Servet Tatli, MD ; Martin J. Lipton, MD ; Brian D. Davison, MD ; Ronald B. Skorstad, RT(R), MR ; E. Kent Yucel, MD
1 From the Department of Radiology, Brigham and Women’s Hospital, Harvard Medical School, 75 Francis St, Boston, MA 02115 (S.T., M.J.L., B.D.D., R.B.S., E.K.Y.); and the Department of Radiology, Beth Israel Deaconess Hospital, Harvard Medical School, Boston (M.J.L.). Presented as a refresher course at the 2002 RSNA scientific assembly. Received March 6, 2003; revision requested May 7 and received June 17; accepted July 11.
Acquired diseases of the aorta and peripheral arteries are common. Owing to technical advances, magnetic resonance (MR) angiography has become the primary imaging modality for assessment of aortic and peripheral arterial disease. Contrast material–enhanced MR angiography is a rapid and robust technique that has emerged as the principal MR angiographic technique for evaluation of vascular disease. Two-dimensional time-of-flight MR angiography still has some well-validated applications, especially in distal peripheral vascular disease. Phase-contrast flow imaging is an important technique for quantification of blood flow. Black-blood imaging is a valuable tool for evaluation of the vessel wall. Understanding the principles of the main MR angiographic techniques is essential for consistent acquisition of diagnostic images. In addition, tailoring the acquisition parameters and the imaging protocol to the vessel being imaged and the clinical question is mandatory for optimal results.

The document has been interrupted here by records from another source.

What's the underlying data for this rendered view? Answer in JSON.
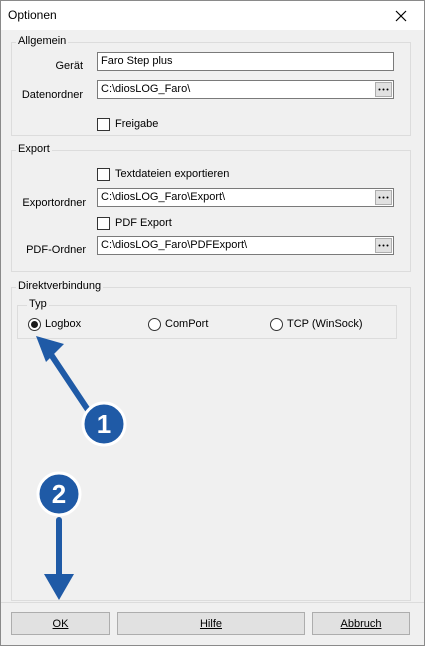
{
  "window": {
    "title": "Optionen",
    "close_icon": "close-icon"
  },
  "allgemein": {
    "legend": "Allgemein",
    "geraet_label": "Gerät",
    "geraet_value": "Faro Step plus",
    "datenordner_label": "Datenordner",
    "datenordner_value": "C:\\diosLOG_Faro\\",
    "freigabe_label": "Freigabe",
    "freigabe_checked": false
  },
  "export": {
    "legend": "Export",
    "textdateien_label": "Textdateien exportieren",
    "textdateien_checked": false,
    "exportordner_label": "Exportordner",
    "exportordner_value": "C:\\diosLOG_Faro\\Export\\",
    "pdf_export_label": "PDF Export",
    "pdf_export_checked": false,
    "pdf_ordner_label": "PDF-Ordner",
    "pdf_ordner_value": "C:\\diosLOG_Faro\\PDFExport\\"
  },
  "direktverbindung": {
    "legend": "Direktverbindung",
    "typ_legend": "Typ",
    "options": [
      "Logbox",
      "ComPort",
      "TCP (WinSock)"
    ],
    "selected": "Logbox"
  },
  "browse_label": "...",
  "annotations": {
    "step1": "1",
    "step2": "2",
    "color": "#1f5aa6"
  },
  "footer": {
    "ok": "OK",
    "hilfe": "Hilfe",
    "abbruch": "Abbruch"
  }
}
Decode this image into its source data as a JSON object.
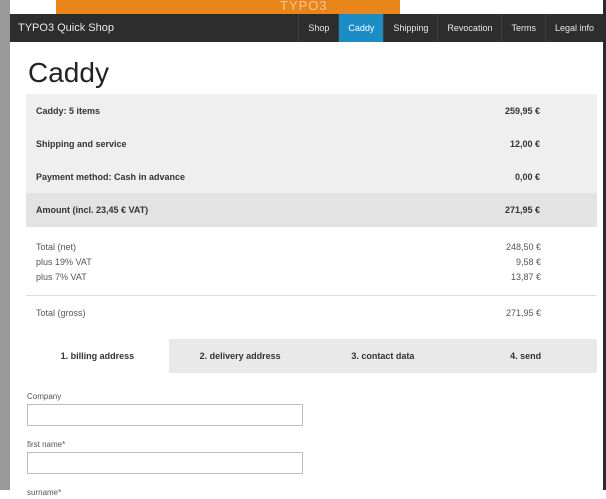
{
  "header": {
    "background_logo": "TYPO3",
    "brand": "TYPO3 Quick Shop",
    "nav": [
      {
        "label": "Shop",
        "active": false
      },
      {
        "label": "Caddy",
        "active": true
      },
      {
        "label": "Shipping",
        "active": false
      },
      {
        "label": "Revocation",
        "active": false
      },
      {
        "label": "Terms",
        "active": false
      },
      {
        "label": "Legal info",
        "active": false
      }
    ]
  },
  "colors": {
    "accent": "#1b8dc4",
    "top_bar": "#e9861a",
    "navbar": "#2d2d2d"
  },
  "page_title": "Caddy",
  "summary": {
    "caddy_label": "Caddy: 5 items",
    "caddy_value": "259,95 €",
    "shipping_label": "Shipping and service",
    "shipping_value": "12,00 €",
    "payment_label": "Payment method: Cash in advance",
    "payment_value": "0,00 €",
    "amount_label": "Amount (incl. 23,45 € VAT)",
    "amount_value": "271,95 €"
  },
  "details": {
    "net_label": "Total (net)",
    "net_value": "248,50 €",
    "vat19_label": "plus 19% VAT",
    "vat19_value": "9,58 €",
    "vat7_label": "plus 7% VAT",
    "vat7_value": "13,87 €",
    "gross_label": "Total (gross)",
    "gross_value": "271,95 €"
  },
  "steps": [
    {
      "label": "1. billing address",
      "active": true
    },
    {
      "label": "2. delivery address",
      "active": false
    },
    {
      "label": "3. contact data",
      "active": false
    },
    {
      "label": "4. send",
      "active": false
    }
  ],
  "form": {
    "company_label": "Company",
    "company_value": "",
    "first_name_label": "first name*",
    "first_name_value": "",
    "surname_label": "surname*"
  }
}
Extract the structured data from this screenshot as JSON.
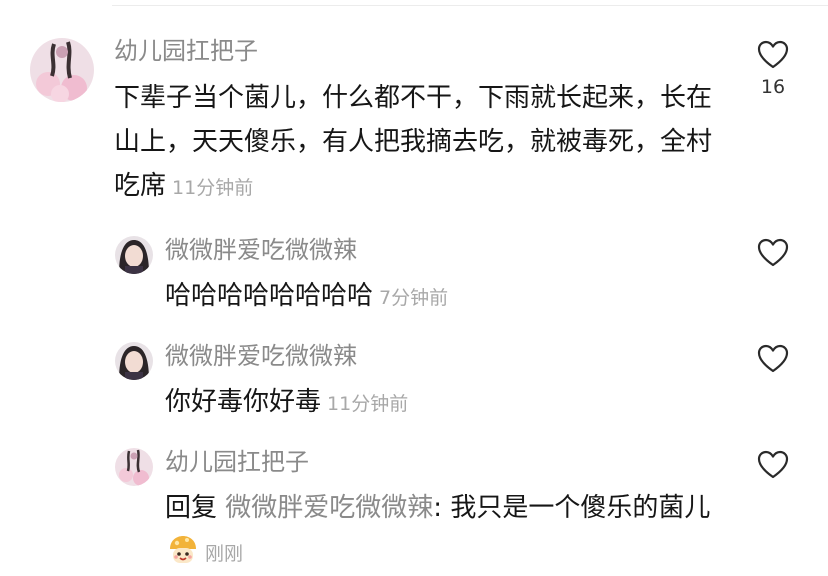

Future technical developments that will lead to faster image acquisition and better contrast agents promise to further improve image quality.